- [What this task involves]:
Go through the lines of the material and count the ones with the word "Client". Give that count alone.

************

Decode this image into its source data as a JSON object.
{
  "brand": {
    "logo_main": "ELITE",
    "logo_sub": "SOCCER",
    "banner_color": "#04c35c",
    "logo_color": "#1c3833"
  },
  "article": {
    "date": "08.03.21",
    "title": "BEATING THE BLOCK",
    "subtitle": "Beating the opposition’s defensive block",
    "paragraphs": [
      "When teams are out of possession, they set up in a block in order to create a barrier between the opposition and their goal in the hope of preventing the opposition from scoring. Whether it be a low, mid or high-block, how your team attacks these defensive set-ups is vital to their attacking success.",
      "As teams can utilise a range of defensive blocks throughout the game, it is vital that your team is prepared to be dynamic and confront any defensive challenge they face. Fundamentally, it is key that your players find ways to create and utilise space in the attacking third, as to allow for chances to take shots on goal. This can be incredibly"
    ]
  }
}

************

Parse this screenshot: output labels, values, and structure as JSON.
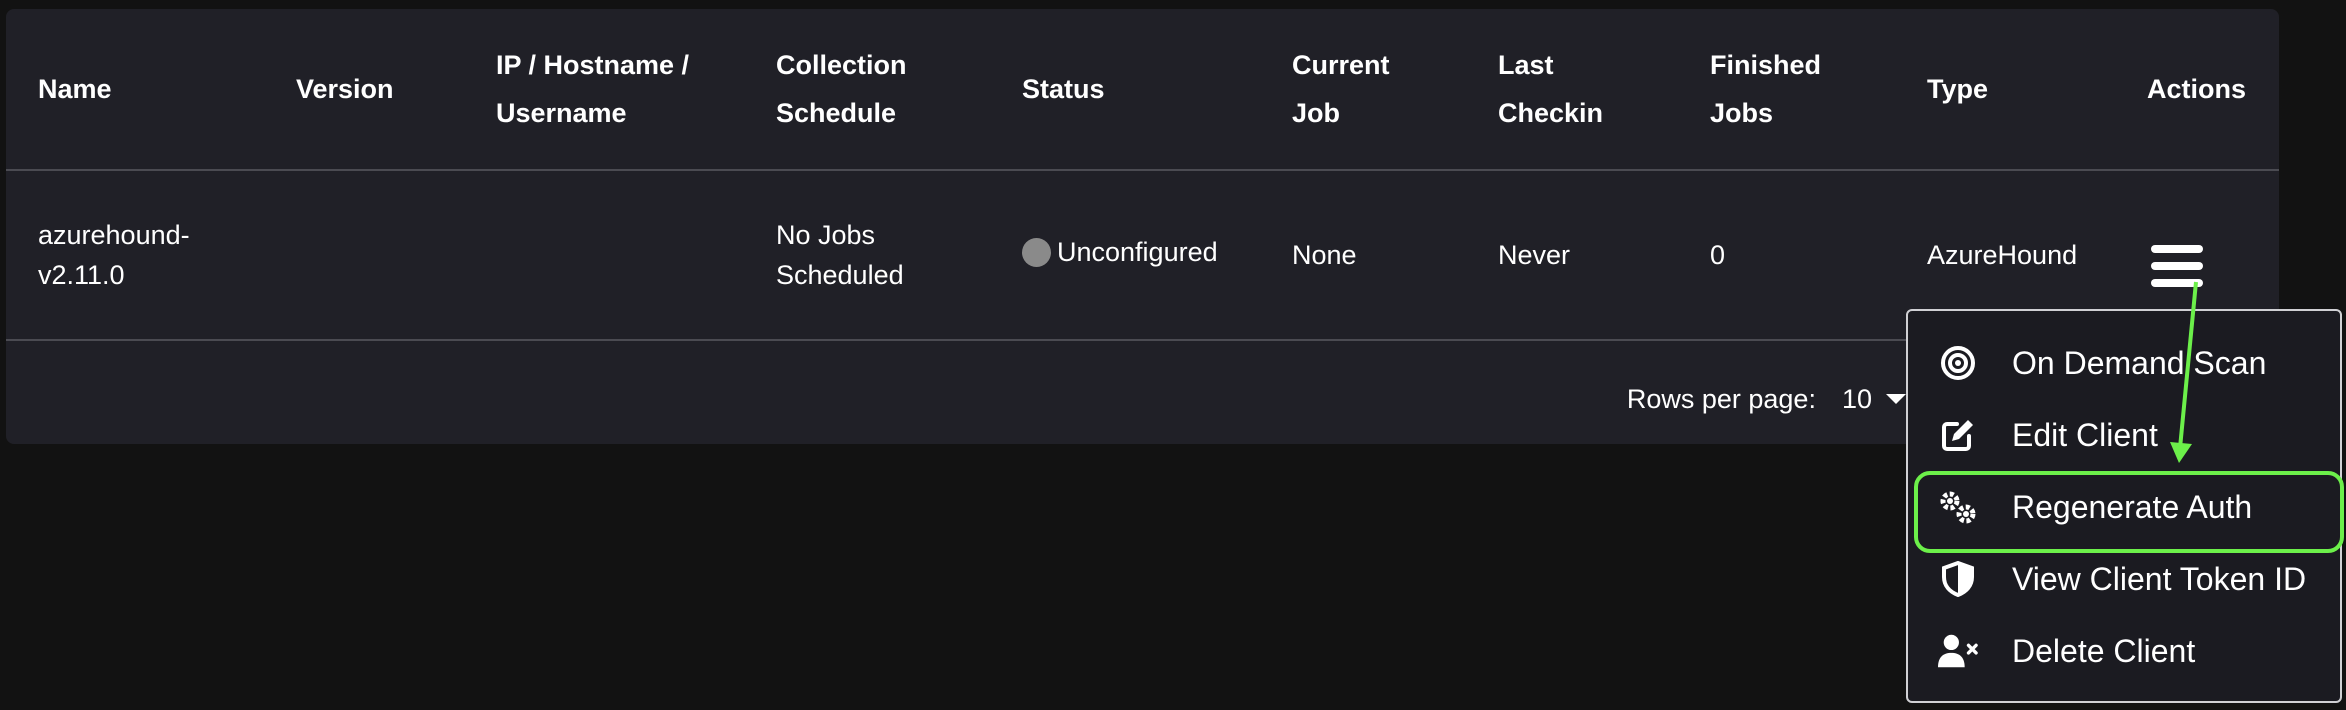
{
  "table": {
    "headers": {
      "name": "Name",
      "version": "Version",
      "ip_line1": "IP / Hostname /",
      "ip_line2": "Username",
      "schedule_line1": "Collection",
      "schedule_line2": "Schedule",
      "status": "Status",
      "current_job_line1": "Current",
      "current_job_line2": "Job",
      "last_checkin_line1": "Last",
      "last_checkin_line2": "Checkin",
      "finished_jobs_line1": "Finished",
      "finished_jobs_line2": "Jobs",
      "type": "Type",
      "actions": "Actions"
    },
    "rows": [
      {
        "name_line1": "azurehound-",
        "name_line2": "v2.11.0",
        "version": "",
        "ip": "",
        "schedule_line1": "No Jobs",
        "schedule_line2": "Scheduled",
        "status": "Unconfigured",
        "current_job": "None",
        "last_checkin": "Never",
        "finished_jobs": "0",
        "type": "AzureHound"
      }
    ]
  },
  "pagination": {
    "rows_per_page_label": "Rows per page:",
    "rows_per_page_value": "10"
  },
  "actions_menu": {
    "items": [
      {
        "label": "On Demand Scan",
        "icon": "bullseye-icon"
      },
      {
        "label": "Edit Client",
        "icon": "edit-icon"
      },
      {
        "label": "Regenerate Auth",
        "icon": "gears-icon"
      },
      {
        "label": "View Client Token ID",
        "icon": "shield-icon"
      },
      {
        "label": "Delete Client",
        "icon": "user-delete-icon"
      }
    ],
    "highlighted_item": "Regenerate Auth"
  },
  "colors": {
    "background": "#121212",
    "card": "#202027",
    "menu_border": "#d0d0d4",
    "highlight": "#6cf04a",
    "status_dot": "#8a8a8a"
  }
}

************

- [Task response]:
3